*** Raw data Section Begins ***

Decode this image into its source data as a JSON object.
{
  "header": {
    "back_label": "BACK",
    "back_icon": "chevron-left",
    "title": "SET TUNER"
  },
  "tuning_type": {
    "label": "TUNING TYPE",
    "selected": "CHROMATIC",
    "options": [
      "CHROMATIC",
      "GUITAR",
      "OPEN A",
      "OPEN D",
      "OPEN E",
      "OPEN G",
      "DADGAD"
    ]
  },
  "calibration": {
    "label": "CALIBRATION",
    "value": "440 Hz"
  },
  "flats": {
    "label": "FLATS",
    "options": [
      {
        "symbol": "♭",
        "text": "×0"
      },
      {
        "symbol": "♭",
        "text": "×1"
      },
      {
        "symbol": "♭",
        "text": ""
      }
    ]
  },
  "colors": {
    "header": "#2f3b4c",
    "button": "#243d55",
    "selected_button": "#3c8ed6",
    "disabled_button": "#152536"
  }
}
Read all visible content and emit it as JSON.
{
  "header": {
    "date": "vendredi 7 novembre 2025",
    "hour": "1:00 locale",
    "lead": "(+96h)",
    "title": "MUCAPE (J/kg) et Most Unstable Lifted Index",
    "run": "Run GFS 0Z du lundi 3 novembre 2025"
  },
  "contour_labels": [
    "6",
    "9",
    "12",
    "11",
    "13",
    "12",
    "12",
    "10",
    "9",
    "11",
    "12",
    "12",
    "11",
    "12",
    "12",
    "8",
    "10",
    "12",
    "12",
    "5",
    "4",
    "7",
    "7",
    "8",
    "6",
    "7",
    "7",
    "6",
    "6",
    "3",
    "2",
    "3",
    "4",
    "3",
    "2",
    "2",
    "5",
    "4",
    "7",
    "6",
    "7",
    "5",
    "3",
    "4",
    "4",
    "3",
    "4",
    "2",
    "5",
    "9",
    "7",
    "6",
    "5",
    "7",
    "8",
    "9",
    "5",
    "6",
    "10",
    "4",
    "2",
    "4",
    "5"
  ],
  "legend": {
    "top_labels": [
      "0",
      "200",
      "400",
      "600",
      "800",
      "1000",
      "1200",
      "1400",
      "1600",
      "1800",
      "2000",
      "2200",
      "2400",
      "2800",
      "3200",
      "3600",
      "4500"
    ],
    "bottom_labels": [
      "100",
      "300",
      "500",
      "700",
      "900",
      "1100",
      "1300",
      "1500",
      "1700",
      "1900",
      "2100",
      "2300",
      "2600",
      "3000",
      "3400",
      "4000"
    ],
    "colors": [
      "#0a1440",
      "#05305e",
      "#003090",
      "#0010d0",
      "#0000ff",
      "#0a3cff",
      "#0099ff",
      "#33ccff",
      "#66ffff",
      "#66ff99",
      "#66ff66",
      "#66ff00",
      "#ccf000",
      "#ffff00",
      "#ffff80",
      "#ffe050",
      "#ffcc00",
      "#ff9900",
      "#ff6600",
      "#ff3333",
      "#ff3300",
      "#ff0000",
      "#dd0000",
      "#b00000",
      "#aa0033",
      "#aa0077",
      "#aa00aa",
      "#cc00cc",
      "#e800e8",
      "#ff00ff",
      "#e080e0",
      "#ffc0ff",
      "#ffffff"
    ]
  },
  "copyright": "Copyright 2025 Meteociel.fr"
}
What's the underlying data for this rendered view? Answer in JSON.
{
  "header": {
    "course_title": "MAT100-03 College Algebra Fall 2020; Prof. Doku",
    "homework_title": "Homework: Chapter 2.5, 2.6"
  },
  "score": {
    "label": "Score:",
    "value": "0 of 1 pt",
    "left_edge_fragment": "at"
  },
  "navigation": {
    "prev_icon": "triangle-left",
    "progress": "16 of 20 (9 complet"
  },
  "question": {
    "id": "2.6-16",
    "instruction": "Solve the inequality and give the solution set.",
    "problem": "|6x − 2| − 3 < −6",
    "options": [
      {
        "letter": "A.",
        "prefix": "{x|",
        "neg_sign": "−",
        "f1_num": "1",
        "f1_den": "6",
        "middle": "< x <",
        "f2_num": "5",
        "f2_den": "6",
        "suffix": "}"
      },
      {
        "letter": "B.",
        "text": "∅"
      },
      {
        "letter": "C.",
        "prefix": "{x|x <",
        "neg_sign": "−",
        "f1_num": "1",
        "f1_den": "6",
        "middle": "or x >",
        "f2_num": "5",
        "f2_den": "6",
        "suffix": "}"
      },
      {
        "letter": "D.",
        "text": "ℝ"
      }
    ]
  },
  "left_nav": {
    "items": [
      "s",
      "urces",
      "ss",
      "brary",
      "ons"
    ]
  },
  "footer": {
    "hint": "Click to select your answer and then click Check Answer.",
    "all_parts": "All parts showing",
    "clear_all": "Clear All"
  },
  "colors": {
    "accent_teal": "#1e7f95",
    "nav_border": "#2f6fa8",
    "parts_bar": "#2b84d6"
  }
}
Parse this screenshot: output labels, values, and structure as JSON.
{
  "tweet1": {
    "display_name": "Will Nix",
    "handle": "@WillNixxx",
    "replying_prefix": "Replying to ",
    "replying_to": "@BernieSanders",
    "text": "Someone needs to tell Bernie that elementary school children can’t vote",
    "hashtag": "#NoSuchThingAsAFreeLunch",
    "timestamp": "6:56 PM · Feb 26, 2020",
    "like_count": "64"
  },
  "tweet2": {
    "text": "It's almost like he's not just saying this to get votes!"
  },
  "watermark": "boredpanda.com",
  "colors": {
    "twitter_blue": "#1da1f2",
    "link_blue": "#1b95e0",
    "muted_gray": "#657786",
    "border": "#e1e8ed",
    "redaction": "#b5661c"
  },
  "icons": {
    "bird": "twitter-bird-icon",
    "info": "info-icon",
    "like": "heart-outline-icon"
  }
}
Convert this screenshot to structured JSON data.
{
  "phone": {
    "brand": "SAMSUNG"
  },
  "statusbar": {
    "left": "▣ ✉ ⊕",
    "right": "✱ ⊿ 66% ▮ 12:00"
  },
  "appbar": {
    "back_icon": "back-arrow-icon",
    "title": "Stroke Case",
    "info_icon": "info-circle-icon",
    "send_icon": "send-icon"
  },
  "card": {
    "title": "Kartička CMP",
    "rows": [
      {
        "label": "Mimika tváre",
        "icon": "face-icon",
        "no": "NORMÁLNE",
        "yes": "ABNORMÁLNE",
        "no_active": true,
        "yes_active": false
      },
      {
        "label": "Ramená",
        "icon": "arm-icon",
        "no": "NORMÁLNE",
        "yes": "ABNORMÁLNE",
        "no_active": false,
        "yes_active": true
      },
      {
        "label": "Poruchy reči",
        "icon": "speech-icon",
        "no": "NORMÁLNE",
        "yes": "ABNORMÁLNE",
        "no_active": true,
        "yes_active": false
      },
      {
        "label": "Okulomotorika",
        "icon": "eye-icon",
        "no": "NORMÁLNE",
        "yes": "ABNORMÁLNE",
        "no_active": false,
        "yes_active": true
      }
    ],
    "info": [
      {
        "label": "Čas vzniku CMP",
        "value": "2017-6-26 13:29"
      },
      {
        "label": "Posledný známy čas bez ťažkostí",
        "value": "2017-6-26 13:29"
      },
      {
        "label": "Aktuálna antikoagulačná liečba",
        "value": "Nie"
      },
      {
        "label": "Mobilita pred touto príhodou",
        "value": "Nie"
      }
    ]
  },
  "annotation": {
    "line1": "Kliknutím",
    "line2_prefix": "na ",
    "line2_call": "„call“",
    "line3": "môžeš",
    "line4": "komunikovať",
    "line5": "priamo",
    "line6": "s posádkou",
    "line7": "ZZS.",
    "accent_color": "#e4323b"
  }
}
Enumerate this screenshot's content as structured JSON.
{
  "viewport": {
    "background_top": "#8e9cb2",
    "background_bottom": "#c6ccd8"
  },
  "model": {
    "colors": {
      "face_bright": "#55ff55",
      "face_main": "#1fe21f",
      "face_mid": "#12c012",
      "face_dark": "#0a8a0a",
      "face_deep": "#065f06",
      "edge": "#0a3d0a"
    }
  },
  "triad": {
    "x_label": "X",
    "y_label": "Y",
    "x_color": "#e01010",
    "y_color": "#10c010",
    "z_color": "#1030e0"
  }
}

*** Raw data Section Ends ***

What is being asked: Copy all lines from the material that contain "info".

Answer:
    "info": "info-icon",
    "info_icon": "info-circle-icon",
    "info": [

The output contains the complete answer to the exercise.